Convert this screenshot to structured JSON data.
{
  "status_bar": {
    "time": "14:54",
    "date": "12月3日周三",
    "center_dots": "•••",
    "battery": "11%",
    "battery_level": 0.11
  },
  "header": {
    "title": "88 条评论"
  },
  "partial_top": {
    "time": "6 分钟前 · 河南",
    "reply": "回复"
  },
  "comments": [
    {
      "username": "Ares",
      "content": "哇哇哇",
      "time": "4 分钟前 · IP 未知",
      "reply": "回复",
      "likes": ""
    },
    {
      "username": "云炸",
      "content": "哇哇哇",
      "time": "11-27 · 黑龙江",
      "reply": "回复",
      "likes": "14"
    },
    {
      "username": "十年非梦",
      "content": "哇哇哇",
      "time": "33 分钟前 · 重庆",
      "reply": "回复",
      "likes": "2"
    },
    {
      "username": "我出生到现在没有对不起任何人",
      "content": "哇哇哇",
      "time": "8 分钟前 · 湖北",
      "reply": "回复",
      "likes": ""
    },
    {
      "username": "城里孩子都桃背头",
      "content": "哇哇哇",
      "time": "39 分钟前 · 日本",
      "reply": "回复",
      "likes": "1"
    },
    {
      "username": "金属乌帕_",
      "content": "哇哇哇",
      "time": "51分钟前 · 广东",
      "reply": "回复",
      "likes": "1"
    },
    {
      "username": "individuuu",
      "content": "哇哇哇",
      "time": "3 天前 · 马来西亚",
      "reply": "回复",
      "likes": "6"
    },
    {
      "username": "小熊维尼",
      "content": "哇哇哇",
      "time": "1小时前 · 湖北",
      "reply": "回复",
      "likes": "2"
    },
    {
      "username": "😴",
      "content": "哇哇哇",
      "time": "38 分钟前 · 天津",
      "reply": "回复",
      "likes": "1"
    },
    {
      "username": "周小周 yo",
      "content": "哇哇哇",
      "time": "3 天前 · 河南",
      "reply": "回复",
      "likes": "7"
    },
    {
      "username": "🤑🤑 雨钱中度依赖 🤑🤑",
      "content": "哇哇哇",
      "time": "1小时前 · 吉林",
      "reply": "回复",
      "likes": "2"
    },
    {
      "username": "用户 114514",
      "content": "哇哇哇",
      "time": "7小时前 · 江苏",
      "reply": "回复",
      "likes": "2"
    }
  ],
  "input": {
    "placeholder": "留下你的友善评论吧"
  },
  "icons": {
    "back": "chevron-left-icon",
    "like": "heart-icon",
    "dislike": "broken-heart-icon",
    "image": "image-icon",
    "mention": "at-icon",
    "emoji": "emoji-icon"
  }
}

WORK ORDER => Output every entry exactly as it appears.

REPLY TO THE TASK =>
Convert this screenshot to structured JSON data.
{
  "status_bar": {
    "time": "14:54",
    "date": "12月3日周三",
    "center_dots": "•••",
    "battery": "11%",
    "battery_level": 0.11
  },
  "header": {
    "title": "88 条评论"
  },
  "partial_top": {
    "time": "6 分钟前 · 河南",
    "reply": "回复"
  },
  "comments": [
    {
      "username": "Ares",
      "content": "哇哇哇",
      "time": "4 分钟前 · IP 未知",
      "reply": "回复",
      "likes": ""
    },
    {
      "username": "云炸",
      "content": "哇哇哇",
      "time": "11-27 · 黑龙江",
      "reply": "回复",
      "likes": "14"
    },
    {
      "username": "十年非梦",
      "content": "哇哇哇",
      "time": "33 分钟前 · 重庆",
      "reply": "回复",
      "likes": "2"
    },
    {
      "username": "我出生到现在没有对不起任何人",
      "content": "哇哇哇",
      "time": "8 分钟前 · 湖北",
      "reply": "回复",
      "likes": ""
    },
    {
      "username": "城里孩子都桃背头",
      "content": "哇哇哇",
      "time": "39 分钟前 · 日本",
      "reply": "回复",
      "likes": "1"
    },
    {
      "username": "金属乌帕_",
      "content": "哇哇哇",
      "time": "51分钟前 · 广东",
      "reply": "回复",
      "likes": "1"
    },
    {
      "username": "individuuu",
      "content": "哇哇哇",
      "time": "3 天前 · 马来西亚",
      "reply": "回复",
      "likes": "6"
    },
    {
      "username": "小熊维尼",
      "content": "哇哇哇",
      "time": "1小时前 · 湖北",
      "reply": "回复",
      "likes": "2"
    },
    {
      "username": "😴",
      "content": "哇哇哇",
      "time": "38 分钟前 · 天津",
      "reply": "回复",
      "likes": "1"
    },
    {
      "username": "周小周 yo",
      "content": "哇哇哇",
      "time": "3 天前 · 河南",
      "reply": "回复",
      "likes": "7"
    },
    {
      "username": "🤑🤑 雨钱中度依赖 🤑🤑",
      "content": "哇哇哇",
      "time": "1小时前 · 吉林",
      "reply": "回复",
      "likes": "2"
    },
    {
      "username": "用户 114514",
      "content": "哇哇哇",
      "time": "7小时前 · 江苏",
      "reply": "回复",
      "likes": "2"
    }
  ],
  "input": {
    "placeholder": "留下你的友善评论吧"
  },
  "icons": {
    "back": "chevron-left-icon",
    "like": "heart-icon",
    "dislike": "broken-heart-icon",
    "image": "image-icon",
    "mention": "at-icon",
    "emoji": "emoji-icon"
  }
}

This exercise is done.